* [WHAT YOU ARE ASKED TO DO]
Retype the records below word for word and omit any image.

* [DATA TO EXAMINE]
▬▬▬▬▬▬▬▬▬▬
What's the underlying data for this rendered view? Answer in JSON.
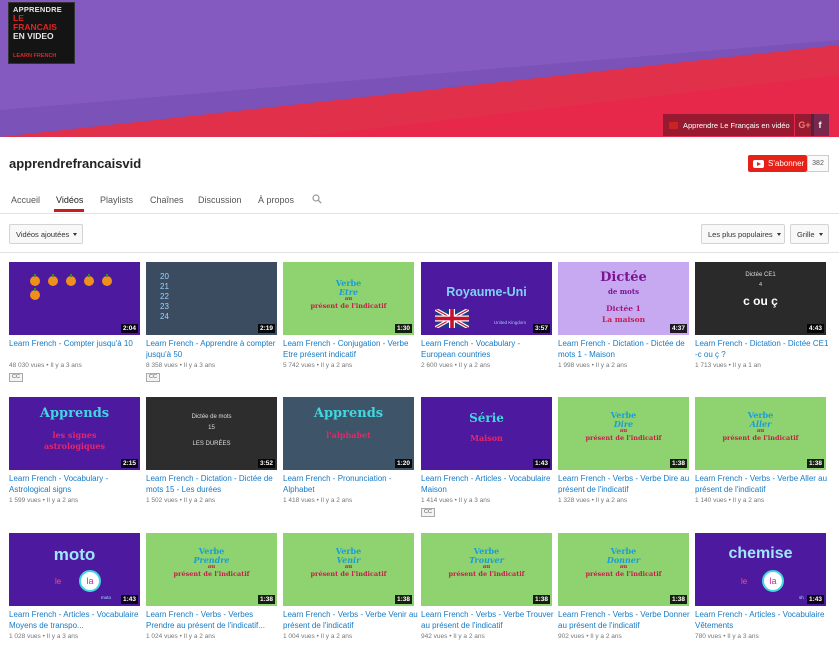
{
  "banner": {
    "logo_lines": [
      "APPRENDRE",
      "LE FRANCAIS",
      "EN VIDEO",
      "LEARN FRENCH"
    ],
    "channel_link_label": "Apprendre Le Français en vidéo",
    "social_google": "G+",
    "social_facebook": "f"
  },
  "channel": {
    "name": "apprendrefrancaisvid",
    "subscribe_label": "S'abonner",
    "subscriber_count": "382"
  },
  "tabs": {
    "home": "Accueil",
    "videos": "Vidéos",
    "playlists": "Playlists",
    "channels": "Chaînes",
    "discussion": "Discussion",
    "about": "À propos"
  },
  "filters": {
    "uploaded": "Vidéos ajoutées",
    "sort": "Les plus populaires",
    "view": "Grille"
  },
  "videos": [
    {
      "title": "Learn French - Compter jusqu'à 10",
      "views": "48 030 vues",
      "age": "Il y a 3 ans",
      "duration": "2:04",
      "cc": "CC"
    },
    {
      "title": "Learn French - Apprendre à compter jusqu'à 50",
      "views": "8 358 vues",
      "age": "Il y a 3 ans",
      "duration": "2:19",
      "cc": "CC",
      "thumb_lines": [
        "20",
        "21",
        "22",
        "23",
        "24"
      ]
    },
    {
      "title": "Learn French - Conjugation - Verbe Etre présent indicatif",
      "views": "5 742 vues",
      "age": "Il y a 2 ans",
      "duration": "1:30",
      "thumb_lines": [
        "Verbe",
        "Etre",
        "au",
        "présent de l'indicatif"
      ]
    },
    {
      "title": "Learn French - Vocabulary - European countries",
      "views": "2 600 vues",
      "age": "Il y a 2 ans",
      "duration": "3:57",
      "thumb_lines": [
        "Royaume-Uni",
        "United Kingdom"
      ]
    },
    {
      "title": "Learn French - Dictation - Dictée de mots 1 - Maison",
      "views": "1 998 vues",
      "age": "Il y a 2 ans",
      "duration": "4:37",
      "thumb_lines": [
        "Dictée",
        "de mots",
        "Dictée 1",
        "La maison"
      ]
    },
    {
      "title": "Learn French - Dictation - Dictée CE1 -c ou ç ?",
      "views": "1 713 vues",
      "age": "Il y a 1 an",
      "duration": "4:43",
      "thumb_lines": [
        "Dictée CE1",
        "4",
        "c ou ç"
      ]
    },
    {
      "title": "Learn French - Vocabulary - Astrological signs",
      "views": "1 599 vues",
      "age": "Il y a 2 ans",
      "duration": "2:15",
      "thumb_lines": [
        "Apprends",
        "les signes",
        "astrologiques"
      ]
    },
    {
      "title": "Learn French - Dictation - Dictée de mots 15 - Les durées",
      "views": "1 502 vues",
      "age": "Il y a 2 ans",
      "duration": "3:52",
      "thumb_lines": [
        "Dictée de mots",
        "15",
        "LES DURÉES"
      ]
    },
    {
      "title": "Learn French - Pronunciation - Alphabet",
      "views": "1 418 vues",
      "age": "Il y a 2 ans",
      "duration": "1:20",
      "thumb_lines": [
        "Apprends",
        "l'alphabet"
      ]
    },
    {
      "title": "Learn French - Articles - Vocabulaire Maison",
      "views": "1 414 vues",
      "age": "Il y a 3 ans",
      "duration": "1:43",
      "cc": "CC",
      "thumb_lines": [
        "Série",
        "Maison"
      ]
    },
    {
      "title": "Learn French - Verbs - Verbe Dire au présent de l'indicatif",
      "views": "1 328 vues",
      "age": "Il y a 2 ans",
      "duration": "1:38",
      "thumb_lines": [
        "Verbe",
        "Dire",
        "au",
        "présent de l'indicatif"
      ]
    },
    {
      "title": "Learn French - Verbs - Verbe Aller au présent de l'indicatif",
      "views": "1 140 vues",
      "age": "Il y a 2 ans",
      "duration": "1:38",
      "thumb_lines": [
        "Verbe",
        "Aller",
        "au",
        "présent de l'indicatif"
      ]
    },
    {
      "title": "Learn French - Articles - Vocabulaire Moyens de transpo...",
      "views": "1 028 vues",
      "age": "Il y a 3 ans",
      "duration": "1:43",
      "thumb_lines": [
        "moto",
        "le",
        "la",
        "moto"
      ]
    },
    {
      "title": "Learn French - Verbs - Verbes Prendre au présent de l'indicatif...",
      "views": "1 024 vues",
      "age": "Il y a 2 ans",
      "duration": "1:38",
      "thumb_lines": [
        "Verbe",
        "Prendre",
        "au",
        "présent de l'indicatif"
      ]
    },
    {
      "title": "Learn French - Verbs - Verbe Venir au présent de l'indicatif",
      "views": "1 004 vues",
      "age": "Il y a 2 ans",
      "duration": "1:38",
      "thumb_lines": [
        "Verbe",
        "Venir",
        "au",
        "présent de l'indicatif"
      ]
    },
    {
      "title": "Learn French - Verbs - Verbe Trouver au présent de l'indicatif",
      "views": "942 vues",
      "age": "Il y a 2 ans",
      "duration": "1:38",
      "thumb_lines": [
        "Verbe",
        "Trouver",
        "au",
        "présent de l'indicatif"
      ]
    },
    {
      "title": "Learn French - Verbs - Verbe Donner au présent de l'indicatif",
      "views": "902 vues",
      "age": "Il y a 2 ans",
      "duration": "1:38",
      "thumb_lines": [
        "Verbe",
        "Donner",
        "au",
        "présent de l'indicatif"
      ]
    },
    {
      "title": "Learn French - Articles - Vocabulaire Vêtements",
      "views": "780 vues",
      "age": "Il y a 3 ans",
      "duration": "1:43",
      "thumb_lines": [
        "chemise",
        "le",
        "la",
        "sh"
      ]
    }
  ],
  "meta_separator": "•",
  "colors": {
    "link": "#167ac6",
    "subscribe": "#e62117",
    "banner_purple": "#7a4fb5",
    "banner_red": "#e0304a",
    "thumb_green": "#8ed36f",
    "thumb_purple": "#4d1a9f"
  }
}
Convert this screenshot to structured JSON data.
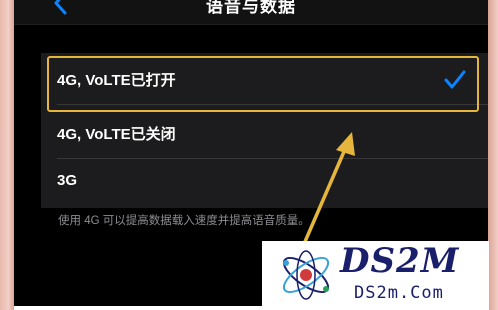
{
  "nav": {
    "title": "语音与数据"
  },
  "options": [
    {
      "label": "4G, VoLTE已打开",
      "selected": true
    },
    {
      "label": "4G, VoLTE已关闭",
      "selected": false
    },
    {
      "label": "3G",
      "selected": false
    }
  ],
  "footer_note": "使用 4G 可以提高数据载入速度并提高语音质量。",
  "watermark": {
    "brand": "DS2M",
    "domain": "DS2m.Com"
  },
  "colors": {
    "highlight": "#e6b53c",
    "check": "#0a84ff",
    "background": "#000000",
    "cell": "#1c1c1e"
  }
}
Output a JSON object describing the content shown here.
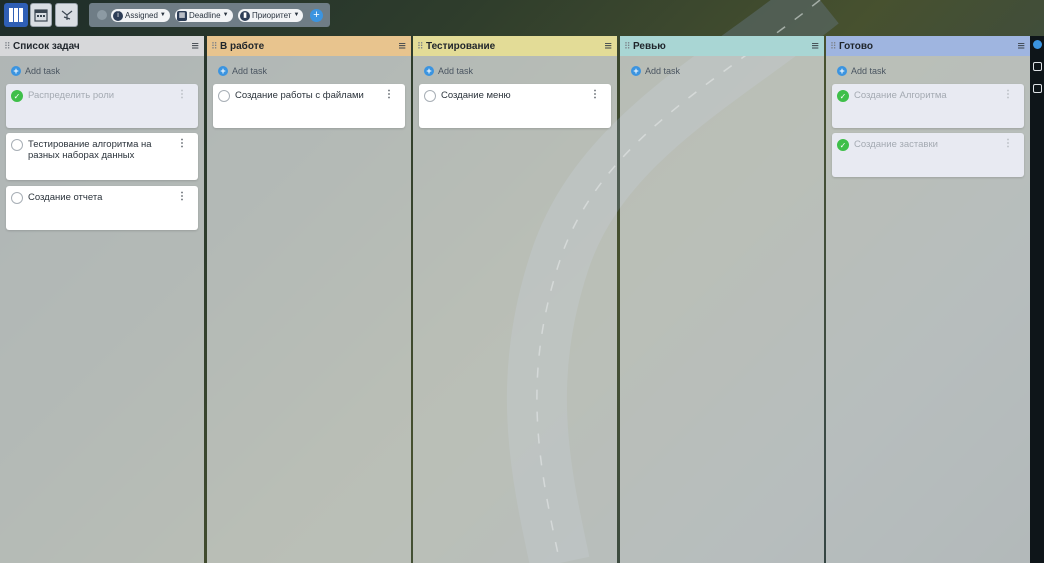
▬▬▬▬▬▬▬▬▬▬
* [RESPONSE TO THIS TASK]
What's the underlying data for this rendered view? Answer in JSON.
{
  "banner": {
    "logo_lines": [
      "APPRENDRE",
      "LE FRANCAIS",
      "EN VIDEO",
      "LEARN FRENCH"
    ],
    "channel_link_label": "Apprendre Le Français en vidéo",
    "social_google": "G+",
    "social_facebook": "f"
  },
  "channel": {
    "name": "apprendrefrancaisvid",
    "subscribe_label": "S'abonner",
    "subscriber_count": "382"
  },
  "tabs": {
    "home": "Accueil",
    "videos": "Vidéos",
    "playlists": "Playlists",
    "channels": "Chaînes",
    "discussion": "Discussion",
    "about": "À propos"
  },
  "filters": {
    "uploaded": "Vidéos ajoutées",
    "sort": "Les plus populaires",
    "view": "Grille"
  },
  "videos": [
    {
      "title": "Learn French - Compter jusqu'à 10",
      "views": "48 030 vues",
      "age": "Il y a 3 ans",
      "duration": "2:04",
      "cc": "CC"
    },
    {
      "title": "Learn French - Apprendre à compter jusqu'à 50",
      "views": "8 358 vues",
      "age": "Il y a 3 ans",
      "duration": "2:19",
      "cc": "CC",
      "thumb_lines": [
        "20",
        "21",
        "22",
        "23",
        "24"
      ]
    },
    {
      "title": "Learn French - Conjugation - Verbe Etre présent indicatif",
      "views": "5 742 vues",
      "age": "Il y a 2 ans",
      "duration": "1:30",
      "thumb_lines": [
        "Verbe",
        "Etre",
        "au",
        "présent de l'indicatif"
      ]
    },
    {
      "title": "Learn French - Vocabulary - European countries",
      "views": "2 600 vues",
      "age": "Il y a 2 ans",
      "duration": "3:57",
      "thumb_lines": [
        "Royaume-Uni",
        "United Kingdom"
      ]
    },
    {
      "title": "Learn French - Dictation - Dictée de mots 1 - Maison",
      "views": "1 998 vues",
      "age": "Il y a 2 ans",
      "duration": "4:37",
      "thumb_lines": [
        "Dictée",
        "de mots",
        "Dictée 1",
        "La maison"
      ]
    },
    {
      "title": "Learn French - Dictation - Dictée CE1 -c ou ç ?",
      "views": "1 713 vues",
      "age": "Il y a 1 an",
      "duration": "4:43",
      "thumb_lines": [
        "Dictée CE1",
        "4",
        "c ou ç"
      ]
    },
    {
      "title": "Learn French - Vocabulary - Astrological signs",
      "views": "1 599 vues",
      "age": "Il y a 2 ans",
      "duration": "2:15",
      "thumb_lines": [
        "Apprends",
        "les signes",
        "astrologiques"
      ]
    },
    {
      "title": "Learn French - Dictation - Dictée de mots 15 - Les durées",
      "views": "1 502 vues",
      "age": "Il y a 2 ans",
      "duration": "3:52",
      "thumb_lines": [
        "Dictée de mots",
        "15",
        "LES DURÉES"
      ]
    },
    {
      "title": "Learn French - Pronunciation - Alphabet",
      "views": "1 418 vues",
      "age": "Il y a 2 ans",
      "duration": "1:20",
      "thumb_lines": [
        "Apprends",
        "l'alphabet"
      ]
    },
    {
      "title": "Learn French - Articles - Vocabulaire Maison",
      "views": "1 414 vues",
      "age": "Il y a 3 ans",
      "duration": "1:43",
      "cc": "CC",
      "thumb_lines": [
        "Série",
        "Maison"
      ]
    },
    {
      "title": "Learn French - Verbs - Verbe Dire au présent de l'indicatif",
      "views": "1 328 vues",
      "age": "Il y a 2 ans",
      "duration": "1:38",
      "thumb_lines": [
        "Verbe",
        "Dire",
        "au",
        "présent de l'indicatif"
      ]
    },
    {
      "title": "Learn French - Verbs - Verbe Aller au présent de l'indicatif",
      "views": "1 140 vues",
      "age": "Il y a 2 ans",
      "duration": "1:38",
      "thumb_lines": [
        "Verbe",
        "Aller",
        "au",
        "présent de l'indicatif"
      ]
    },
    {
      "title": "Learn French - Articles - Vocabulaire Moyens de transpo...",
      "views": "1 028 vues",
      "age": "Il y a 3 ans",
      "duration": "1:43",
      "thumb_lines": [
        "moto",
        "le",
        "la",
        "moto"
      ]
    },
    {
      "title": "Learn French - Verbs - Verbes Prendre au présent de l'indicatif...",
      "views": "1 024 vues",
      "age": "Il y a 2 ans",
      "duration": "1:38",
      "thumb_lines": [
        "Verbe",
        "Prendre",
        "au",
        "présent de l'indicatif"
      ]
    },
    {
      "title": "Learn French - Verbs - Verbe Venir au présent de l'indicatif",
      "views": "1 004 vues",
      "age": "Il y a 2 ans",
      "duration": "1:38",
      "thumb_lines": [
        "Verbe",
        "Venir",
        "au",
        "présent de l'indicatif"
      ]
    },
    {
      "title": "Learn French - Verbs - Verbe Trouver au présent de l'indicatif",
      "views": "942 vues",
      "age": "Il y a 2 ans",
      "duration": "1:38",
      "thumb_lines": [
        "Verbe",
        "Trouver",
        "au",
        "présent de l'indicatif"
      ]
    },
    {
      "title": "Learn French - Verbs - Verbe Donner au présent de l'indicatif",
      "views": "902 vues",
      "age": "Il y a 2 ans",
      "duration": "1:38",
      "thumb_lines": [
        "Verbe",
        "Donner",
        "au",
        "présent de l'indicatif"
      ]
    },
    {
      "title": "Learn French - Articles - Vocabulaire Vêtements",
      "views": "780 vues",
      "age": "Il y a 3 ans",
      "duration": "1:43",
      "thumb_lines": [
        "chemise",
        "le",
        "la",
        "sh"
      ]
    }
  ],
  "meta_separator": "•",
  "colors": {
    "link": "#167ac6",
    "subscribe": "#e62117",
    "banner_purple": "#7a4fb5",
    "banner_red": "#e0304a",
    "thumb_green": "#8ed36f",
    "thumb_purple": "#4d1a9f"
  }
}
Convert this screenshot to structured JSON data.
{
  "nav": {
    "title": "语音与数据"
  },
  "options": [
    {
      "label": "4G, VoLTE已打开",
      "selected": true
    },
    {
      "label": "4G, VoLTE已关闭",
      "selected": false
    },
    {
      "label": "3G",
      "selected": false
    }
  ],
  "footer_note": "使用 4G 可以提高数据载入速度并提高语音质量。",
  "watermark": {
    "brand": "DS2M",
    "domain": "DS2m.Com"
  },
  "colors": {
    "highlight": "#e6b53c",
    "check": "#0a84ff",
    "background": "#000000",
    "cell": "#1c1c1e"
  }
}
Output a JSON object describing the content shown here.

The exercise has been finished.